Before buying office space in Houston, or any location, small businesses should undertake analysis that evaluates a property’s location in a market, submarket, and property. What should small businesses look for in a submarket? Three key indicators of a strong submarket are:
- Relative stability
- A favorable business climate
- Strong dining, shopping, entertainment, and general amenities
The market itself should provide those three benefits, but analysis of the property itself cannot be overlooked. For small businesses, finding office space in Houston is as much about flexibility as it is about location and space allocation.
“Small businesses, particularly start-ups, may not need a dedicated front desk staff, a long-term lease, or a custom-designed office; they need convenience and flexibility.” – Al Hartman, President & CEO of Hartman Income REIT Management, Inc.
For growth-minded small business owners who require unique spaces with maximum flexibility, a submarket may be the best place to look.
Top 5 Houston Submarkets for Small Business
Small business owners may strike gold by locating in a submarket perfectly suited for their operations, or close to their ideal buyer or audience.
Five of the top Houston submarkets for small businesses are:
- North Belt — Off of the Sam Houston Tollway, the North Belt submarket in Houston offers premiere office space in the form of high-end buildings. Its proximity to restaurants, hotels, and banks make it an appealing location for small businesses. It is also easy to access from Hardy Toll Road, Sam Houston Toll Road, and I-45.
- FM 1960 — Farm to Market Road 1960 is an expansive area with large industrial buildings and newly constructed warehouses. Additionally, there are professional and office buildings, retail spaces, and commercial lots. Located to the north of metropolitan Houston, it is still accessible using major roads and is also easy to traverse from popular residential areas, including the master-planned community, The Woodlands.
- Energy Corridor — The Energy Corridor District is a premier area for commercial real estate investment. It is home to some of Houston’s largest employers, such as Citgo, Shell Oil Company, BP America, and ConocoPhillips. The Energy Corridor is well-established as a thriving Houston submarket and business district. West of the metropolitan area, the district covers seven miles of I-10 and can be approached from the Grand Parkway and Beltway 8.
- Park Ten — The Park Ten submarket in Houston has some commercial real estate properties in the Energy Corridor and is an appealing spot for small businesses who want a prestigious office space without being directly in the city. Park Ten is close to a number of desirable amenities, including shopping centers, entertainment, museums, parks, hotels, and dining. Park Ten offers quick travel into the city, or out to the suburbs via Grand Parkway, I-10, Highway 6, and Beltway 8.

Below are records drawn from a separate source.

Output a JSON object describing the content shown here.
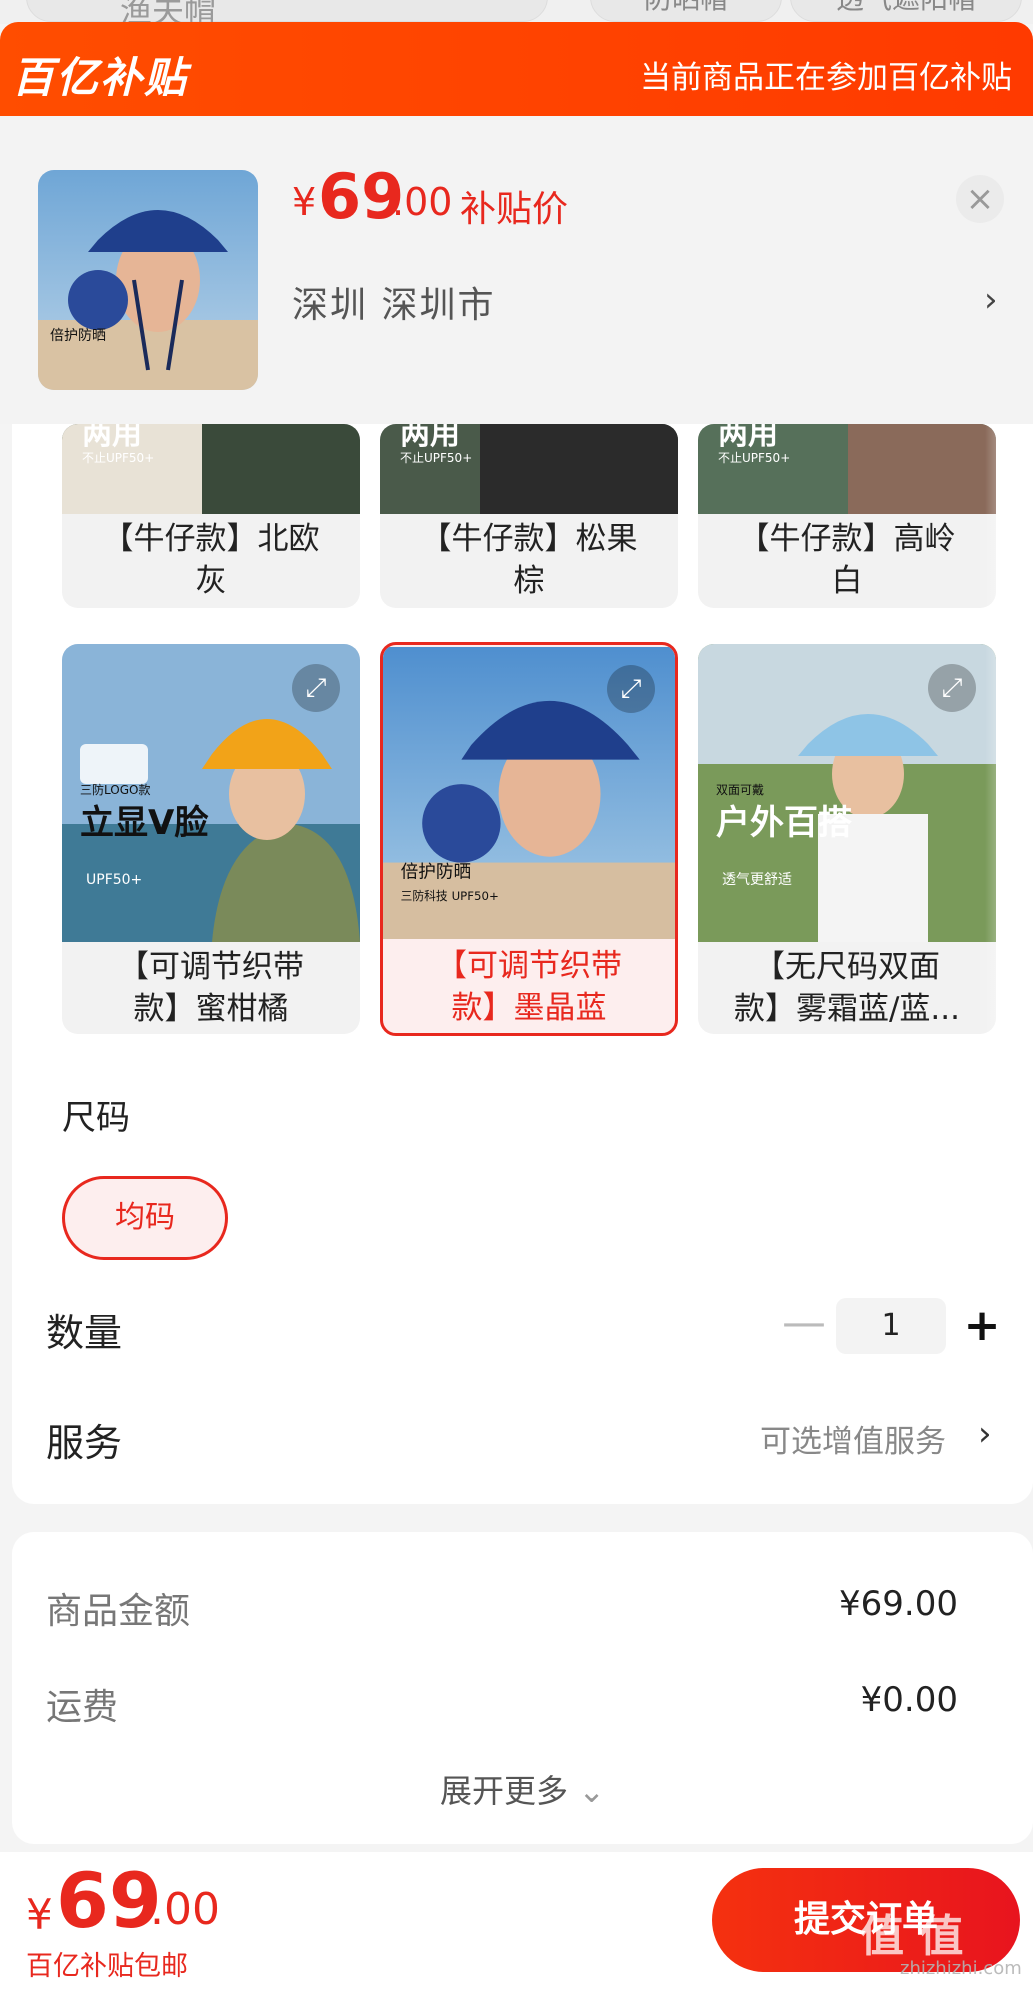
{
  "background": {
    "search_text": "渔夫帽",
    "chips": [
      "防晒帽",
      "透气遮阳帽"
    ]
  },
  "banner": {
    "logo": "百亿补贴",
    "message": "当前商品正在参加百亿补贴"
  },
  "product": {
    "thumb_caption": "倍护防晒",
    "price_symbol": "¥",
    "price_int": "69",
    "price_dec": ".00",
    "price_label": "补贴价",
    "address": "深圳  深圳市"
  },
  "variants": [
    {
      "label_line1": "【牛仔款】北欧",
      "label_line2": "灰",
      "overlay": "两用",
      "badge": "不止UPF50+",
      "selected": false
    },
    {
      "label_line1": "【牛仔款】松果",
      "label_line2": "棕",
      "overlay": "两用",
      "badge": "不止UPF50+",
      "selected": false
    },
    {
      "label_line1": "【牛仔款】高岭",
      "label_line2": "白",
      "overlay": "两用",
      "badge": "不止UPF50+",
      "selected": false
    },
    {
      "label_line1": "【可调节织带",
      "label_line2": "款】蜜柑橘",
      "overlay": "立显V脸",
      "badge": "UPF50+",
      "tag": "三防LOGO款",
      "selected": false
    },
    {
      "label_line1": "【可调节织带",
      "label_line2": "款】墨晶蓝",
      "overlay": "倍护防晒",
      "badge": "UPF50+",
      "tag": "三防科技",
      "selected": true
    },
    {
      "label_line1": "【无尺码双面",
      "label_line2": "款】雾霜蓝/蓝...",
      "overlay": "户外百搭",
      "badge": "透气更舒适",
      "tag": "双面可戴",
      "selected": false
    }
  ],
  "size": {
    "title": "尺码",
    "option": "均码"
  },
  "quantity": {
    "title": "数量",
    "value": "1",
    "minus": "—",
    "plus": "+"
  },
  "service": {
    "title": "服务",
    "value": "可选增值服务"
  },
  "summary": {
    "goods_label": "商品金额",
    "goods_value": "¥69.00",
    "shipping_label": "运费",
    "shipping_value": "¥0.00",
    "more": "展开更多"
  },
  "footer": {
    "price_symbol": "¥",
    "price_int": "69",
    "price_dec": ".00",
    "note": "百亿补贴包邮",
    "submit": "提交订单",
    "watermark": "值 值",
    "watermark_url": "zhizhizhi.com"
  },
  "colors": {
    "accent": "#e8281e",
    "banner": "#ff4a00"
  }
}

- Greenway Plaza — East of Galleria/West Loop submarket, Greenway Plaza is a highly visible Houston submarket, especially for office spaces. Situated in the premier city center business district, Greenway Plaza offers plenty of leasing options for small businesses, and regularly outperforms metro Houston for both value per square foot and vacancy rates.
The most popular submarkets in Houston have a few common elements:
- Proximity to major roads and thoroughfares.
- Inhabited by both established and new, high-growth businesses.
- High-performing CRE markets, with occupant-friendly amenities and competitive rental rates.
Because the very nature of submarkets is niche, it is important for small business owners to perform some due diligence, preferably with the help of a professional, to assess each area for how well-suited it is to their business.
Houston office properties in these different submarkets may be in high demand, but if they meet the criteria of the business and represent opportunities for growth, they are worth pursuing.
The Texas economy offers an open door for real estate investors, with the state’s office markets providing ample room for growth. Leasing office space in Houston’s top submarkets can put a small business ahead of the competition and offer a professionally managed office building with great amenities, tenant services, and business support.
A commercial lease in a Houston submarket may be the strategic decision a small business makes that makes all the difference.